“Achieving a good, common level of performance is important for our industry overall,” he noted.
“We’re expected to demonstrate a consistently strong level of performance regardless of where we operate,” he said.
Setting Industry Standards
In addition to API, the organizations involved in spearheading the industry’s sustainability efforts are the International Association of Oil and Gas Producers and the IPIECA, both with headquarters in London.
API represents more than 600 member companies and organizations that produce, process and distribute most of the United States’ energy. Founded in 1919, API reports developing more than 700 industry standards to enhance operational, safety and environmental efficiency and sustainability over the past century.
According to IOGP, its members produce 40 percent of the world’s oil and gas and operate in all producing regions. IPIECA, initially established as the International Petroleum Industry Environmental Conservation Association, is a global oil and gas industry association advancing environmental and social performance, and is the industry’s main channel of engagement with the United Nations.

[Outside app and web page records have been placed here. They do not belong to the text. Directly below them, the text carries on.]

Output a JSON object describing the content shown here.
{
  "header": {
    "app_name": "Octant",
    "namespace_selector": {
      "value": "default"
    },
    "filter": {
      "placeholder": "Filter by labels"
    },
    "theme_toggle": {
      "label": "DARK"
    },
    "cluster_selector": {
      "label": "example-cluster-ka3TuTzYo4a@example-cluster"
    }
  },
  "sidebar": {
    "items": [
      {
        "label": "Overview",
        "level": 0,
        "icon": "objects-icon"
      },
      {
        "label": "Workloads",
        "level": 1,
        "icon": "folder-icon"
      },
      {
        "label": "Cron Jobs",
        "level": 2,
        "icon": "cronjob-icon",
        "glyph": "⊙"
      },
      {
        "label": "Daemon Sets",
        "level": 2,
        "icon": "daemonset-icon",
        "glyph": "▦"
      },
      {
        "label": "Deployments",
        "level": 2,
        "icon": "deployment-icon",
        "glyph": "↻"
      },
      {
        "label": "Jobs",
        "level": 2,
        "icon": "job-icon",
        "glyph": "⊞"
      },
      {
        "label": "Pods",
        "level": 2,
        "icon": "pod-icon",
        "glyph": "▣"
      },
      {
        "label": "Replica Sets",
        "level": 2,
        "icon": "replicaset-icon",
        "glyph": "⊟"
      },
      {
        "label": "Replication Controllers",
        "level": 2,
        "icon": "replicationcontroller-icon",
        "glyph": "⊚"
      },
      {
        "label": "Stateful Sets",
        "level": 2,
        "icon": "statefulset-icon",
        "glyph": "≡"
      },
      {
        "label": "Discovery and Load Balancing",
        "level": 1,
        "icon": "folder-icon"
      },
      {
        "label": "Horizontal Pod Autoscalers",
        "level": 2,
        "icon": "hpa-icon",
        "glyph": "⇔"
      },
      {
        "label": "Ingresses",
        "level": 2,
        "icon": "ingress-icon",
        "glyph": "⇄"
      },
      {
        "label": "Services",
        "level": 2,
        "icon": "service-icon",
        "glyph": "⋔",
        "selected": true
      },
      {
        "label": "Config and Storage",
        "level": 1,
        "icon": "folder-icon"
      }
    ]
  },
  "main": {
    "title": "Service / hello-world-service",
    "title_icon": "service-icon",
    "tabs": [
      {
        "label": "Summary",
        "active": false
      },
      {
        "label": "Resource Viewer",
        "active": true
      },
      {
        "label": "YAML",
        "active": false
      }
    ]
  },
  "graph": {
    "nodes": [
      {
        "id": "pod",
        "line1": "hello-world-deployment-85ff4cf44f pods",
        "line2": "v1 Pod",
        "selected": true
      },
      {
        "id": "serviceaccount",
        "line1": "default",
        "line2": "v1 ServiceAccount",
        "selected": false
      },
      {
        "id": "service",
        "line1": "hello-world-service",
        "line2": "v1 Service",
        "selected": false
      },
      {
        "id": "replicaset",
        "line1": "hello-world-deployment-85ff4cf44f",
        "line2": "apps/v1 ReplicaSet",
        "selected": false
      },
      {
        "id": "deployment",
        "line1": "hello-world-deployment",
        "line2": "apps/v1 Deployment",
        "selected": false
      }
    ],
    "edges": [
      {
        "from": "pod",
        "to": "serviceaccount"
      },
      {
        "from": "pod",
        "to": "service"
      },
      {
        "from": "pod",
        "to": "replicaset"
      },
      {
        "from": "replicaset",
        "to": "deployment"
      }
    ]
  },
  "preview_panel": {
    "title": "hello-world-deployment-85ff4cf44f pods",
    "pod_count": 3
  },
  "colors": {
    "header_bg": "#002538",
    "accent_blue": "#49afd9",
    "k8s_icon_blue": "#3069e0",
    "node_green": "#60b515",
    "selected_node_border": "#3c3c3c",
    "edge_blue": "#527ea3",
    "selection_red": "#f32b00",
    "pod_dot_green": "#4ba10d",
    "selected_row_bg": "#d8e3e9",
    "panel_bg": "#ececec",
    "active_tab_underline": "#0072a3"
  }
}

In March, the three associations jointly released a new edition of their “Sustainability Reporting Guidance for the Oil and Gas industry,” reflecting more than 15 years of collaboration among their member companies.
The guidelines aim at setting out a clear framework for companies to report on how they manage their performance and sustainability efforts, with updates in the new revision to improve reporting on performance indicators related to climate change.
Having clear, consistent and comparable industry reporting standards in sustainability is crucial for a number of reasons, Padilla said.
“On the government side, for example, companies in the U.S. for a while now have been required to report their GHG emissions,” he noted.
Those reports become part of the official U.S. inventory of emissions, used for comparison with other countries and for monitoring compliance with various international accords. Sustainability reporting is also important for financial industry evaluations, Padilla said.
“Banks and investors across the spectrum all have an increasingly sophisticated level of expectations about reporting on sustainability and ESG for our industry,” he explained.
IOGP and IPIECA also have issued an update to their Report 254: “Environmental management in the upstream oil and gas industry.”
According to IPIECA, the report “provides a detailed overview of environmental management practices” in the global energy industry. Its primary focus is on ways to address potential environmental impacts from exploration and production.
Padilla said the industry’s coordinating organizations also have a key role in establishing safety standards and procedures, and in sharing best practices for protecting human health and wellbeing through safe operations.
“I often point out that safety is part of the bread-and-butter for our industry, and it can get overlooked as a part of sustainability,” he said.
In recent years, methane emissions have emerged as a key issue in oil and gas operations. Controlling and reducing those emissions is probably the number one environmental focal point for the industry right now, Padilla said.
“The main proposal and even main challenge for our industry is to reduce the methane intensity of the production and consumption of natural gas,” he observed.
Today, “there are a number of initiatives globally to reduce methane emissions,” he said.
Increased use of natural gas is a sustainability positive because gas displaces higher-carbon, less-efficient energy sources, Padilla said. But methane, the primary component of natural gas, has an intense greenhouse gas effect when released into the atmosphere.
API is addressing the issue by promoting and sharing solutions like no-bleed or low-bleed pneumatic controllers, low-loss gas loading/unloading and enhanced leak detection and repair.
What’s needed “I think, first, is joint action on a voluntary basis within the industry to show that we are being proactive in reducing methane levels on our own,” Padilla noted.
“Our (member) companies are supporting that because we really believe that addressing climate change is a global task,” he said.